This is getting horrifically long so I'll conclude with the "art" and "enjoyment" factors since the soundtrack didn't appeal much to me (other than, of course, the main theme that was played sparingly). The art, over all, wasn't overdone but detailed in all the right ways to make the characters actually look more realistic -- especially in the way that laugh lines and eye fat were included to draw out their smiles more. I also loved the use of pastel colors to differentiate the past from the present, as it created somewhat of a hazy and nostalgic atmosphere. Finally, the landscapes were beautifully drawn and looked more like watercolor paintings in both the past and the present, but I thought that the past was particularly handled in such an intriguing way... like how it was almost blurred out and not all details were filled to create general distance and dreaminess. All right, as for enjoyment, it did drag at parts. I couldn't focus much on her present wanderings because I knew they were used to relate the story to her past... It maybe could've been better if it was made more succinct since it didn't really get as introspective or meaningful until the end... when more of the message was revealed. But I guess it's supposed to compare the present and past while also offering a look at a unique and different way of living - one with which she's unfamiliar but has come to appreciate nonetheless.
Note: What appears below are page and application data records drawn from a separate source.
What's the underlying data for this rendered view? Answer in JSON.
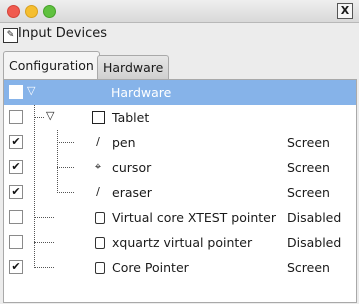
{
  "app": {
    "title": "Input Devices"
  },
  "tabs": [
    {
      "label": "Configuration",
      "active": true
    },
    {
      "label": "Hardware",
      "active": false
    }
  ],
  "tree": {
    "root": {
      "label": "Hardware",
      "checked": false,
      "expanded": true
    },
    "tablet": {
      "label": "Tablet",
      "checked": false,
      "expanded": true
    },
    "rows": [
      {
        "label": "pen",
        "mode": "Screen",
        "checked": true,
        "icon": "pen-icon"
      },
      {
        "label": "cursor",
        "mode": "Screen",
        "checked": true,
        "icon": "cursor-icon"
      },
      {
        "label": "eraser",
        "mode": "Screen",
        "checked": true,
        "icon": "eraser-icon"
      },
      {
        "label": "Virtual core XTEST pointer",
        "mode": "Disabled",
        "checked": false,
        "icon": "mouse-icon"
      },
      {
        "label": "xquartz virtual pointer",
        "mode": "Disabled",
        "checked": false,
        "icon": "mouse-icon"
      },
      {
        "label": "Core Pointer",
        "mode": "Screen",
        "checked": true,
        "icon": "mouse-icon"
      }
    ]
  },
  "colors": {
    "selection": "#86b3e9",
    "close": "#f05a4f",
    "minimize": "#f5be2f",
    "maximize": "#5fc13f"
  }
}
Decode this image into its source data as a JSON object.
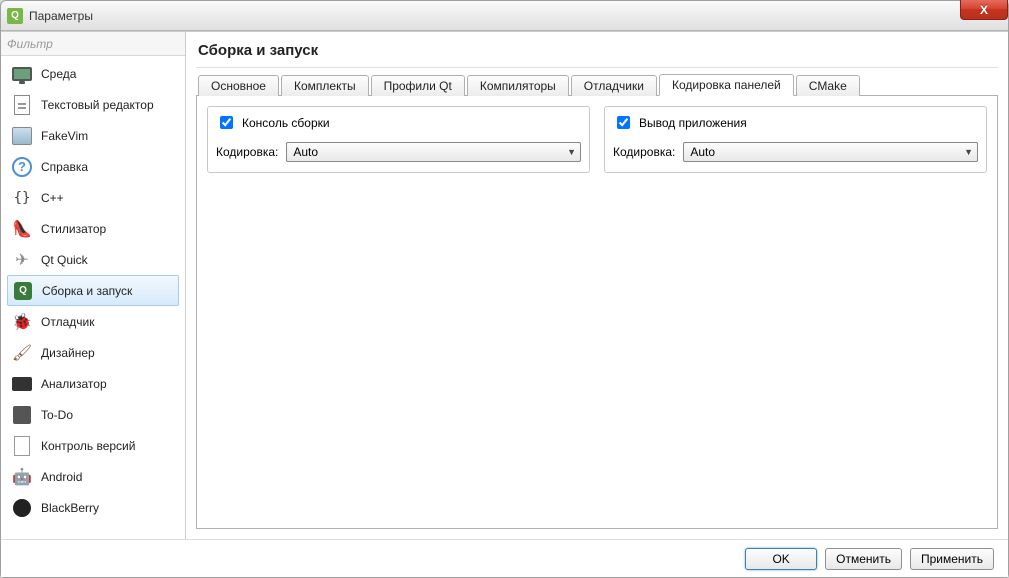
{
  "window": {
    "title": "Параметры",
    "close_glyph": "X"
  },
  "filter": {
    "placeholder": "Фильтр"
  },
  "sidebar": {
    "items": [
      {
        "label": "Среда"
      },
      {
        "label": "Текстовый редактор"
      },
      {
        "label": "FakeVim"
      },
      {
        "label": "Справка"
      },
      {
        "label": "C++"
      },
      {
        "label": "Стилизатор"
      },
      {
        "label": "Qt Quick"
      },
      {
        "label": "Сборка и запуск"
      },
      {
        "label": "Отладчик"
      },
      {
        "label": "Дизайнер"
      },
      {
        "label": "Анализатор"
      },
      {
        "label": "To-Do"
      },
      {
        "label": "Контроль версий"
      },
      {
        "label": "Android"
      },
      {
        "label": "BlackBerry"
      }
    ],
    "selected_index": 7
  },
  "page": {
    "title": "Сборка и запуск"
  },
  "tabs": {
    "items": [
      {
        "label": "Основное"
      },
      {
        "label": "Комплекты"
      },
      {
        "label": "Профили Qt"
      },
      {
        "label": "Компиляторы"
      },
      {
        "label": "Отладчики"
      },
      {
        "label": "Кодировка панелей"
      },
      {
        "label": "CMake"
      }
    ],
    "active_index": 5
  },
  "panel": {
    "left": {
      "checkbox_label": "Консоль сборки",
      "checked": true,
      "encoding_label": "Кодировка:",
      "encoding_value": "Auto"
    },
    "right": {
      "checkbox_label": "Вывод приложения",
      "checked": true,
      "encoding_label": "Кодировка:",
      "encoding_value": "Auto"
    }
  },
  "buttons": {
    "ok": "OK",
    "cancel": "Отменить",
    "apply": "Применить"
  }
}
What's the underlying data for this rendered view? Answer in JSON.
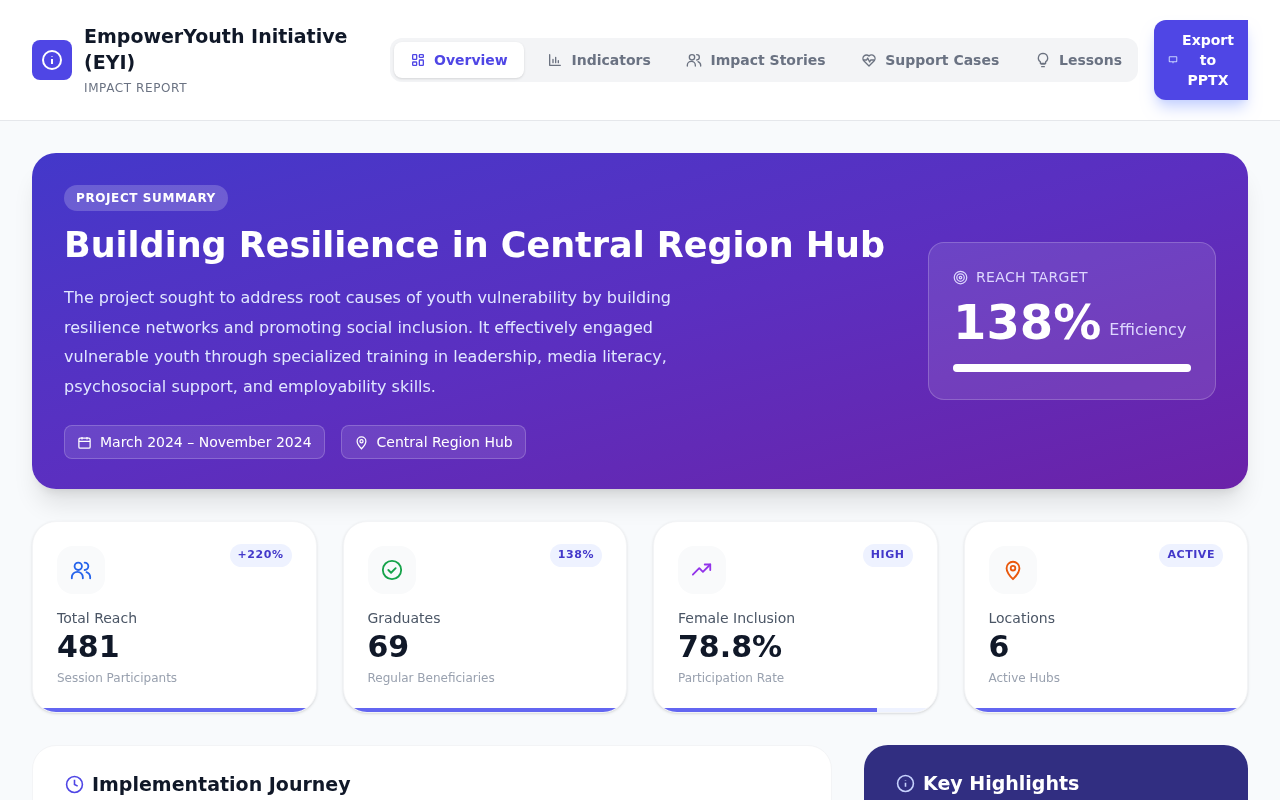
{
  "brand": {
    "title": "EmpowerYouth Initiative (EYI)",
    "subtitle": "IMPACT REPORT"
  },
  "tabs": [
    {
      "label": "Overview",
      "selected": true
    },
    {
      "label": "Indicators",
      "selected": false
    },
    {
      "label": "Impact Stories",
      "selected": false
    },
    {
      "label": "Support Cases",
      "selected": false
    },
    {
      "label": "Lessons",
      "selected": false
    }
  ],
  "export_button": "Export to PPTX",
  "hero": {
    "badge": "PROJECT SUMMARY",
    "title": "Building Resilience in Central Region Hub",
    "description": "The project sought to address root causes of youth vulnerability by building resilience networks and promoting social inclusion. It effectively engaged vulnerable youth through specialized training in leadership, media literacy, psychosocial support, and employability skills.",
    "dates": "March 2024 – November 2024",
    "location": "Central Region Hub",
    "target": {
      "label": "REACH TARGET",
      "value": "138%",
      "unit": "Efficiency",
      "level": 1
    }
  },
  "stats": [
    {
      "color": "#2563eb",
      "badge": "+220%",
      "label": "Total Reach",
      "value": "481",
      "caption": "Session Participants",
      "level": 1
    },
    {
      "color": "#16a34a",
      "badge": "138%",
      "label": "Graduates",
      "value": "69",
      "caption": "Regular Beneficiaries",
      "level": 1
    },
    {
      "color": "#9333ea",
      "badge": "HIGH",
      "label": "Female Inclusion",
      "value": "78.8%",
      "caption": "Participation Rate",
      "level": 0.788
    },
    {
      "color": "#ea580c",
      "badge": "ACTIVE",
      "label": "Locations",
      "value": "6",
      "caption": "Active Hubs",
      "level": 1
    }
  ],
  "sections": [
    {
      "title": "Implementation Journey",
      "kind": "light"
    },
    {
      "title": "Key Highlights",
      "kind": "dark"
    }
  ]
}
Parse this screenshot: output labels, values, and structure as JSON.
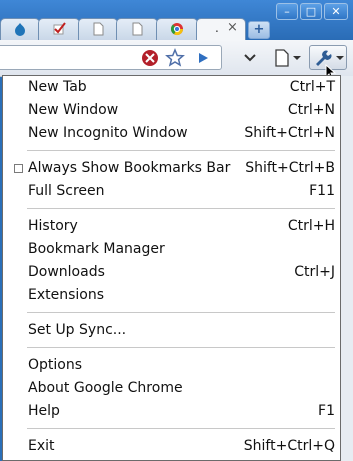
{
  "tabs": [
    {
      "icon": "drupal-icon",
      "active": false
    },
    {
      "icon": "checklist-icon",
      "active": false
    },
    {
      "icon": "page-icon",
      "active": false
    },
    {
      "icon": "page-icon",
      "active": false
    },
    {
      "icon": "chrome-icon",
      "active": false
    },
    {
      "icon": "page-icon",
      "active": true,
      "title": "."
    }
  ],
  "tab_close_glyph": "×",
  "new_tab_glyph": "+",
  "window_controls": {
    "minimize": "–",
    "maximize": "□",
    "close": "✕"
  },
  "toolbar_icons": [
    "stop-icon",
    "star-icon",
    "go-icon",
    "page-menu-icon",
    "wrench-icon"
  ],
  "menu": {
    "groups": [
      [
        {
          "label": "New Tab",
          "accel": "Ctrl+T"
        },
        {
          "label": "New Window",
          "accel": "Ctrl+N"
        },
        {
          "label": "New Incognito Window",
          "accel": "Shift+Ctrl+N"
        }
      ],
      [
        {
          "label": "Always Show Bookmarks Bar",
          "accel": "Shift+Ctrl+B",
          "checkbox": true,
          "checked": false
        },
        {
          "label": "Full Screen",
          "accel": "F11"
        }
      ],
      [
        {
          "label": "History",
          "accel": "Ctrl+H"
        },
        {
          "label": "Bookmark Manager",
          "accel": ""
        },
        {
          "label": "Downloads",
          "accel": "Ctrl+J"
        },
        {
          "label": "Extensions",
          "accel": ""
        }
      ],
      [
        {
          "label": "Set Up Sync...",
          "accel": ""
        }
      ],
      [
        {
          "label": "Options",
          "accel": ""
        },
        {
          "label": "About Google Chrome",
          "accel": ""
        },
        {
          "label": "Help",
          "accel": "F1"
        }
      ],
      [
        {
          "label": "Exit",
          "accel": "Shift+Ctrl+Q"
        }
      ]
    ]
  },
  "colors": {
    "titlebar": "#2a6cb6",
    "menu_bg": "#ffffff",
    "stop_red": "#b3202a",
    "go_blue": "#2f6fc0"
  }
}
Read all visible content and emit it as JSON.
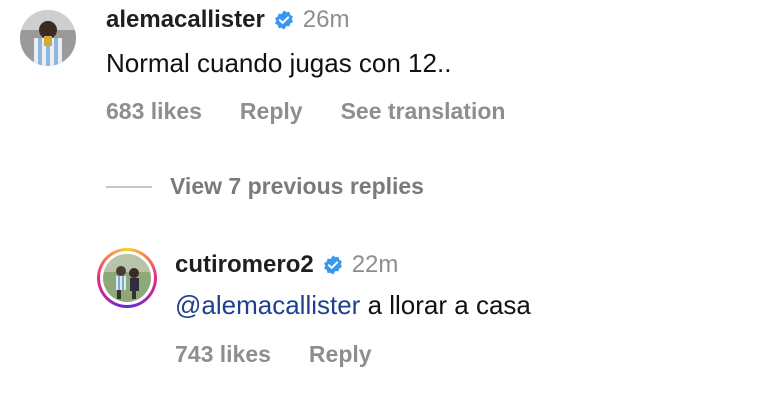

The flashbacks were all compelling, intimate, and heartwarming, however, and mainly drove the film. Loved all of it, still.